Terence Nance, writer, director and star of An Oversimplification of Her Beauty. Photo by Eugene Hernandez / FSLC.
The future of Sundance, the war on drugs and Kubrick’s role in “faking” the U.S. moon landing: welcome to this year’s final edition of “The Daily Buzz.”
Our radio collaboration with KPCW from Sundance, the program, hosted by Film Society’s Eugene Hernandez, has sought over the past week to bring the top talents and minds at the festival to people outside Park City. Friday’s edition was packed: it featured filmmakers, leaders of the Sundance Institute and jurors (including the Film Society of Lincoln Center’s chief programmer, Richard Peña). A complete archive of podcasts from the show is available at kpcw.org.
At issue today were diverse concerns: David France and Howard Gertler joined to discuss How to Survive a Plague, a documentary about how a diagnois of HIV has evolved from what it once meant, and Eugene Jarecki broke down The House I Live In, his new film on the so-called “war on drugs.” The film reports that the drug war has cost more than $1 trillion and led to 45 million arrests. “And for all that, it has not reduced the supply of drugs.
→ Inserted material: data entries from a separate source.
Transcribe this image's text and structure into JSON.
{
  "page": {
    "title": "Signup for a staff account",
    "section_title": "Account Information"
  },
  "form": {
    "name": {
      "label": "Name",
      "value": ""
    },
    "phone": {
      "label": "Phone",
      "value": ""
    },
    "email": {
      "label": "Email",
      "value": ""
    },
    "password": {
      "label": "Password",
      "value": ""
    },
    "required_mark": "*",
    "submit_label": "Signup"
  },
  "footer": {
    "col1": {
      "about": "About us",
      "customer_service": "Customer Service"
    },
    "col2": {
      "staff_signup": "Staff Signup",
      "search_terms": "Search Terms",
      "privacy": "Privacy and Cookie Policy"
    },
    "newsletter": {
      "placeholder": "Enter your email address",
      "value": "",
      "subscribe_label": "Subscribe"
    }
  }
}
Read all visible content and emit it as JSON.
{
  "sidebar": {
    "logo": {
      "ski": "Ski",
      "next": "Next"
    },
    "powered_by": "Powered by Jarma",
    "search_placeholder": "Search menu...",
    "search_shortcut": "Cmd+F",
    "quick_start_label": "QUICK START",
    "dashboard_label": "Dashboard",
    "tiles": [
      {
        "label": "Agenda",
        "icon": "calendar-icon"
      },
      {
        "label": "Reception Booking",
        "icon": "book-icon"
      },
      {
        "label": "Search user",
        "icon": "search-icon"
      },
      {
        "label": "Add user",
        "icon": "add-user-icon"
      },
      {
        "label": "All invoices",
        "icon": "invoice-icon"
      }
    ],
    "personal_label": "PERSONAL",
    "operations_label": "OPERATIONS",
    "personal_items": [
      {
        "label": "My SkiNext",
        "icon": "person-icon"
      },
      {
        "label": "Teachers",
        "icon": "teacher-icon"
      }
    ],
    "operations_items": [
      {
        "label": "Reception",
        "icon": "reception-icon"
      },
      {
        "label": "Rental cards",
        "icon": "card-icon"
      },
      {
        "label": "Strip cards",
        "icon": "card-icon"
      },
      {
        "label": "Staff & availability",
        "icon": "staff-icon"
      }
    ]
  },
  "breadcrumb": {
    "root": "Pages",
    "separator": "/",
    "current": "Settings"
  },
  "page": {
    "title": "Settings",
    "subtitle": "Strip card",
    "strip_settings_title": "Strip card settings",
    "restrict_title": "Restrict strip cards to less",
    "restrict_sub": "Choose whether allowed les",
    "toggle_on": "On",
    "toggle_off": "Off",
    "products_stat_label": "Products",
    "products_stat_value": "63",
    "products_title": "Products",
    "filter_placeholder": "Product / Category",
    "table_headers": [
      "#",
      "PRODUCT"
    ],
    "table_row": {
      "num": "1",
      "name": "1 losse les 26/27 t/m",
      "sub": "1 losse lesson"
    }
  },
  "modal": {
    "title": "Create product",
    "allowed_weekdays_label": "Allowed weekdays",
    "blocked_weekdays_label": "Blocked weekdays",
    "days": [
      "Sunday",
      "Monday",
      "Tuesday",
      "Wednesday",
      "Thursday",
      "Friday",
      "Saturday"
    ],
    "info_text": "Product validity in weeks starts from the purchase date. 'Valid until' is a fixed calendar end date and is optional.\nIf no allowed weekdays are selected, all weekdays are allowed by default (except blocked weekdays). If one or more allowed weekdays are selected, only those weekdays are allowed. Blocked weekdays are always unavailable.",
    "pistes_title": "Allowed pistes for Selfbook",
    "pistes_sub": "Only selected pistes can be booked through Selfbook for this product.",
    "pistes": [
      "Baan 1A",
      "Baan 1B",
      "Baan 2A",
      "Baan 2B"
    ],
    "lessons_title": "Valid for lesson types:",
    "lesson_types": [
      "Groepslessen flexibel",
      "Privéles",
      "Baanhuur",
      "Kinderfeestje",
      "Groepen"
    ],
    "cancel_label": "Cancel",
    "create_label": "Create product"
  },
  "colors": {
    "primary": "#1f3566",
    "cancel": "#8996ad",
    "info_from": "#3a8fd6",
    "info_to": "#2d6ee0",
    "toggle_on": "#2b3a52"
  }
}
It has not reduced the demand,” Jarecki said. “It has failed on every promised aspect of its goals.”
Other guests included Chris Horton and Keri Putnam, of the Sundance Institute; Terence Nance, who is behind the festival hit An Oversimplification of Her Beauty; and Sundance jurors Fenton Bailey, Justin Lin and Peña, who attended Sundance for the first time this year.
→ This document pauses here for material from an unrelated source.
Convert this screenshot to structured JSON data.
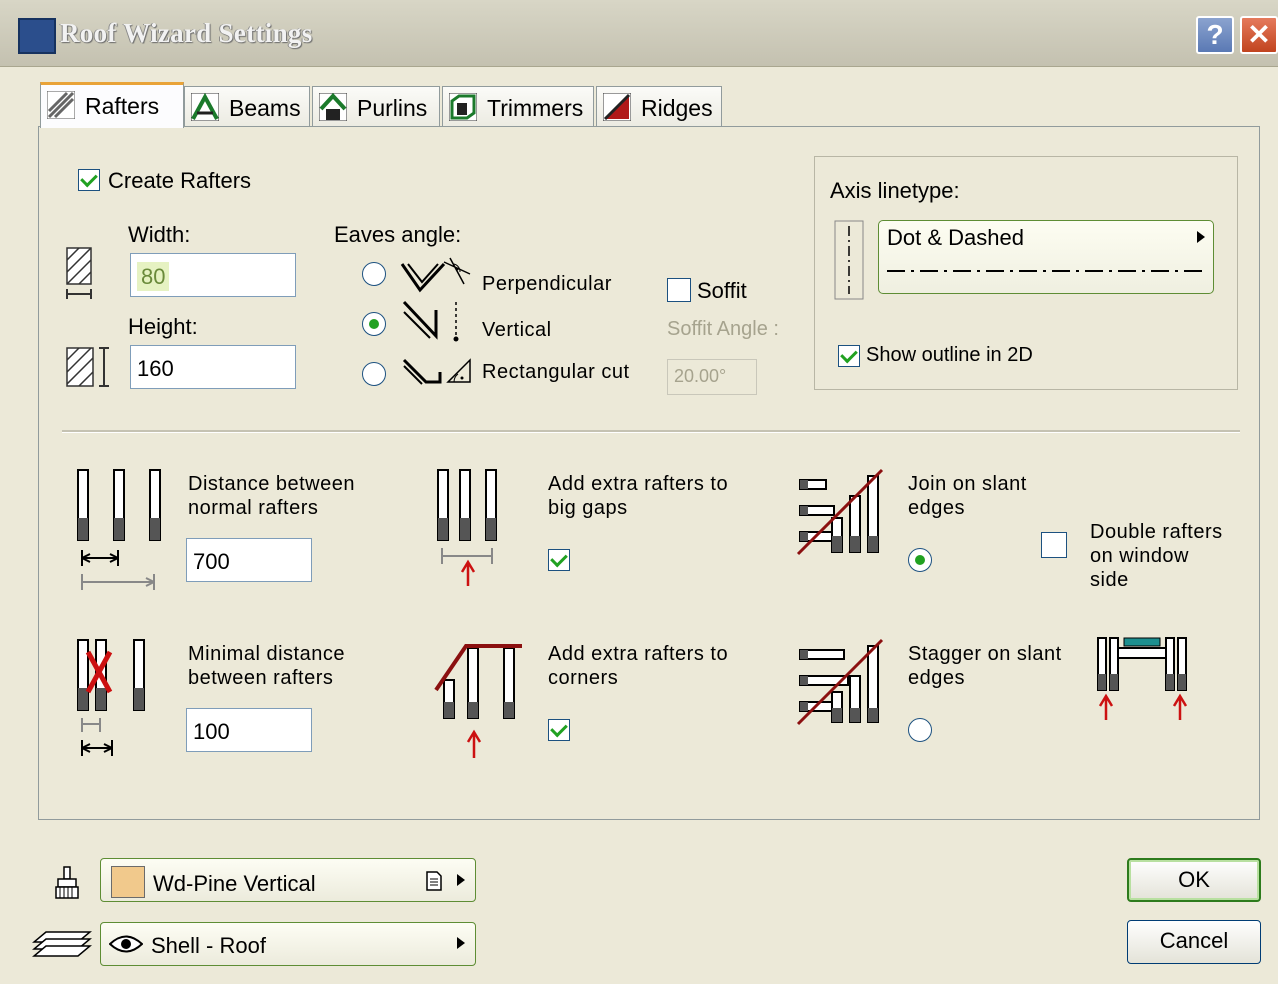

Perhaps the show’s most entertaining tidbit came from the first segment, which featured writers David Poland (Movie City News), Mark Olsen (Los Angeles Times) and Robert Koehler (Variety). Among many other movies, they spotlighted Room 237, a new documentary that examines a bizarre subculture of conspiracy and in-jokes surrounding the making of Stanley Kubrick’s The Shining. The best contention: that the film contains hidden codes that reveal Kubrick’s role in the supposed faking of the U.S. moon landing in 1969.
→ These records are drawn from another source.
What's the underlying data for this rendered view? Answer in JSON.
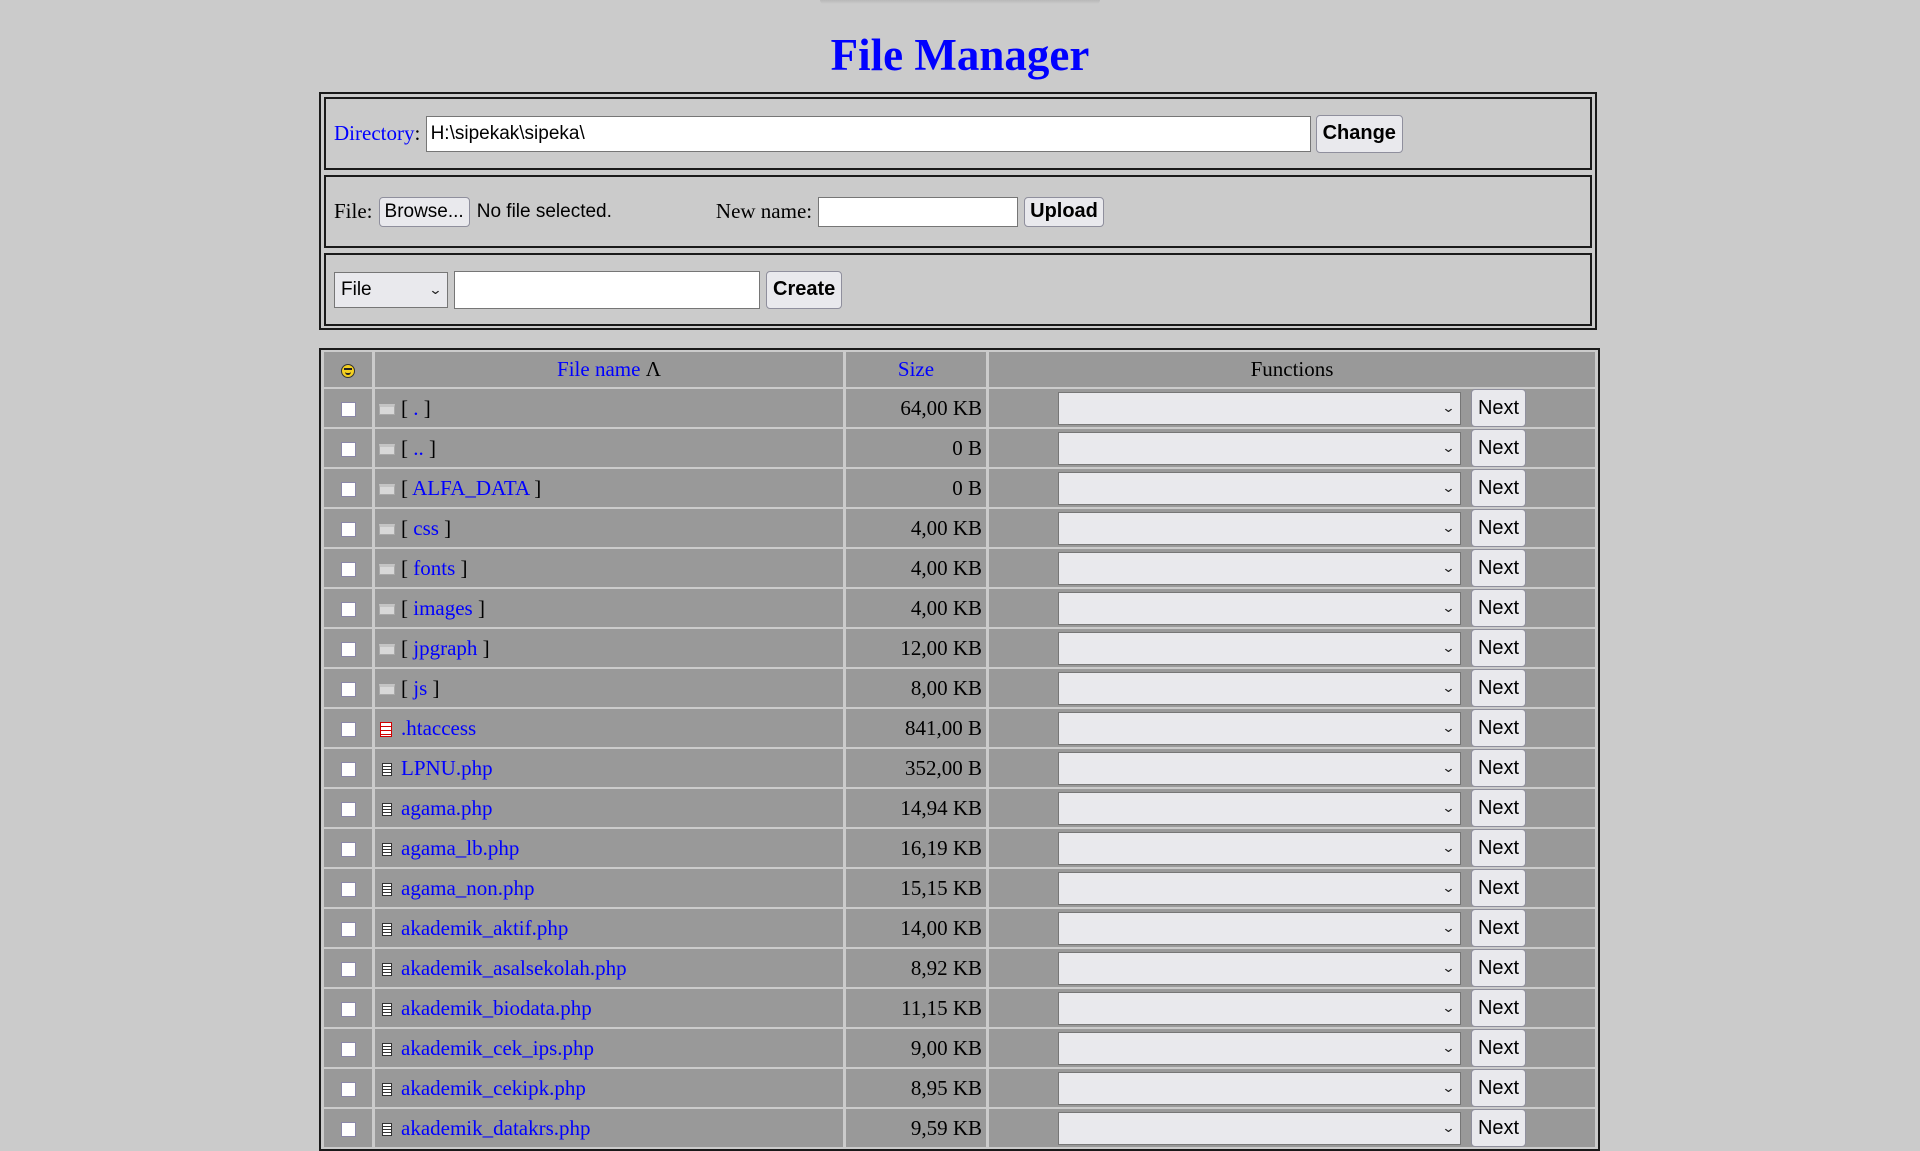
{
  "page_title": "File Manager",
  "directory": {
    "label": "Directory",
    "value": "H:\\sipekak\\sipeka\\",
    "button": "Change"
  },
  "upload": {
    "file_label": "File:",
    "browse_button": "Browse...",
    "file_status": "No file selected.",
    "new_name_label": "New name:",
    "new_name_value": "",
    "button": "Upload"
  },
  "create": {
    "type_selected": "File",
    "name_value": "",
    "button": "Create"
  },
  "table": {
    "headers": {
      "icon": "smiley-icon",
      "name": "File name",
      "sort_indicator": "Λ",
      "size": "Size",
      "functions": "Functions"
    },
    "next_label": "Next",
    "rows": [
      {
        "type": "folder",
        "name": ".",
        "size": "64,00 KB"
      },
      {
        "type": "folder",
        "name": "..",
        "size": "0 B"
      },
      {
        "type": "folder",
        "name": "ALFA_DATA",
        "size": "0 B"
      },
      {
        "type": "folder",
        "name": "css",
        "size": "4,00 KB"
      },
      {
        "type": "folder",
        "name": "fonts",
        "size": "4,00 KB"
      },
      {
        "type": "folder",
        "name": "images",
        "size": "4,00 KB"
      },
      {
        "type": "folder",
        "name": "jpgraph",
        "size": "12,00 KB"
      },
      {
        "type": "folder",
        "name": "js",
        "size": "8,00 KB"
      },
      {
        "type": "special-file",
        "name": ".htaccess",
        "size": "841,00 B"
      },
      {
        "type": "file",
        "name": "LPNU.php",
        "size": "352,00 B"
      },
      {
        "type": "file",
        "name": "agama.php",
        "size": "14,94 KB"
      },
      {
        "type": "file",
        "name": "agama_lb.php",
        "size": "16,19 KB"
      },
      {
        "type": "file",
        "name": "agama_non.php",
        "size": "15,15 KB"
      },
      {
        "type": "file",
        "name": "akademik_aktif.php",
        "size": "14,00 KB"
      },
      {
        "type": "file",
        "name": "akademik_asalsekolah.php",
        "size": "8,92 KB"
      },
      {
        "type": "file",
        "name": "akademik_biodata.php",
        "size": "11,15 KB"
      },
      {
        "type": "file",
        "name": "akademik_cek_ips.php",
        "size": "9,00 KB"
      },
      {
        "type": "file",
        "name": "akademik_cekipk.php",
        "size": "8,95 KB"
      },
      {
        "type": "file",
        "name": "akademik_datakrs.php",
        "size": "9,59 KB"
      }
    ]
  }
}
The complete podcast is above. Track us anytime on Twitter, ask questions or join the conversation using #SundanceBuzz.